                    John prepares a sandwich on a beautiful Ruahine late morning. A perfect table.

                               Even time for a bit of a kip before resuming the trip down river.

When I am on my own and I stop here the memories of the people I have been here with become alive and vivid. John and I rest here without a word as it has become just a natural stop along the way. When I am with someone new I always lag behind a bit and watch. It is almost as if this old log just pulls you in to it force. The pace slows and always a smile when they see me undo my pack straps. Not just a smile for the rest and snacks to come, but also the beauty of the place we are in. The song of the river gentle, the water sparkling and clear. In the big scheme of things a rather insignificant old dead tree on a river, but in these tiny moments and being the only ones in the entire world to BE here and see it all it cannot help but make one smile the heart to sing.

 Taylor on the other side of the old log looking down river. On this day he passed just by it and we settled on the bank instead. I should have known...less than hour later he went missing...

I have been here with both my sons. I have been here, or past here depending on the weather with good friends, John, Nigel, Jeff, Gustav. Rick, Steve, and my brother in law Scotty. Just a log on a river, but when a place becomes familiar, becomes a "home", it is an old tawhairauni log that takes on life, form, and substance. It greets us as an old friend. I miss my friend.....

Perhaps my favourite moment by the old log. The trip after I had lost Taylor I came down river alone. The river sparkled and the day was warm and lovely. Yet I struggled with my bearings, a feeling a discombobulation that stayed stuck in my head. I stopped at the old log and had a bagel and boiled the billy. A pair of whio flew by and landed at the end of the small pool right by me. This is them...My head cleared. I was home again....


Tim Koppenhaver said...

Robb, I generally like to explore new places when I strap on the boots. But over the past few years I've been volunteering to clear the trial at a local preserve, and so I've been returning again and again to the same place. But like you and the old log, the comfort of returning to the same place - especially through different seasons and weather - has made it a special place for me... a comfortable old friend.

Nice post.

Take care.


Jeffrey Willius said...

Robb, I love that distinction you make between the kind of belonging one experiences with the old and familiar and that which occurs when you embrace something new. Just recently posted about it in fact.
Wonderful post!

Ruahines said...
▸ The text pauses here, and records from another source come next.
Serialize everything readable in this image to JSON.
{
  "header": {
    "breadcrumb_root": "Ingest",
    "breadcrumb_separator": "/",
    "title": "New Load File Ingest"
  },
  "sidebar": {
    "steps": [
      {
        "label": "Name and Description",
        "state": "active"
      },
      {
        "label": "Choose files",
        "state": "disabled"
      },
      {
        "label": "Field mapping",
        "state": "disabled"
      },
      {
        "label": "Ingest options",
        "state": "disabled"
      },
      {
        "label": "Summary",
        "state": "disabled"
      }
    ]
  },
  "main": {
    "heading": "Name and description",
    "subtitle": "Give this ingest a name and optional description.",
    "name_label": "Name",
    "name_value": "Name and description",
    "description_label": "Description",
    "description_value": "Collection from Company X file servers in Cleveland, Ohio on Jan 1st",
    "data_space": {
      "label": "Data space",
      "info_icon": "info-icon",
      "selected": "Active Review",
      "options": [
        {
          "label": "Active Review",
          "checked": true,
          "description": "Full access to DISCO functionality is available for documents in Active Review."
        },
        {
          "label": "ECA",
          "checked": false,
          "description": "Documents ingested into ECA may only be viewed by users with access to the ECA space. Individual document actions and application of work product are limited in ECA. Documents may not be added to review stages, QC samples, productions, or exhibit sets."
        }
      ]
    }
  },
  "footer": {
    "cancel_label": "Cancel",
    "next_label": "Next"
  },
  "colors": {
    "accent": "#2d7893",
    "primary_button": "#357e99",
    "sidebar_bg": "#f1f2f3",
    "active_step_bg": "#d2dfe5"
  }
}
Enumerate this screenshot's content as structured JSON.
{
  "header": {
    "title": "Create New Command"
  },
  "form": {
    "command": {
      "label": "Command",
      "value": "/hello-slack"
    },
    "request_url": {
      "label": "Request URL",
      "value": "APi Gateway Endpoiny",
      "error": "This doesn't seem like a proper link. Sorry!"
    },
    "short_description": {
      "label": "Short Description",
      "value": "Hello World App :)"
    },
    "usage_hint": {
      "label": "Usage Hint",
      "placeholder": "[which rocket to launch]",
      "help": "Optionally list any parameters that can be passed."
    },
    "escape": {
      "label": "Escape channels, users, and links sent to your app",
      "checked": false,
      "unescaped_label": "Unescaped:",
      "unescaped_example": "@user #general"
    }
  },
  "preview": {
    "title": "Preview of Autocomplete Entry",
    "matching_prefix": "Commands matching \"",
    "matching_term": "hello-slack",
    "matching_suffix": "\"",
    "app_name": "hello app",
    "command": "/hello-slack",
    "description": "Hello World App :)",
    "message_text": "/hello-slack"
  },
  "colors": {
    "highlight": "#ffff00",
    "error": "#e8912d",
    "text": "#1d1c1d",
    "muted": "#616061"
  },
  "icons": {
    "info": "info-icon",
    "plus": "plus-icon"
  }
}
Kia ora Tim,
It's good to read you are helping to open up new areas for others as well as keeping them close to your heart. As I spend time in certain areas I have been able to leave behind a few tools which allow me to help also clear the tracks or cut wind fall up. Leaves a good feeling.
In my "younger" Ruahine days I did really get all over the place. Part of the reason I adore them is also practical. If I have 4-5 days to myself I can use pretty much all those moments in the mountains. An 1-2 drive and I am there. And now that I am older, and hopefully wiser, that time and those places mesh together very well. I have another Ruahine friend, mentioned in my blog from time to time, and whom is the friend that pondered the question in my post. He has roamed all the New Zealand landscape and beyond but as he lives near the Ruahine boundary walks the same track nearly every day. Not only keeps him fit but a really enduring relationship with the place has emerged. You might enjoy a visit....

Cheers Tm,

Ruahines said...

Kia ora Jeffrey,
I shall look forward to checking that out...I have had a busy schedule and a slightly dddgy knee that has kept me close to home. Chomping at the bit for some mountain time. Soon! Hope you are well e hoa!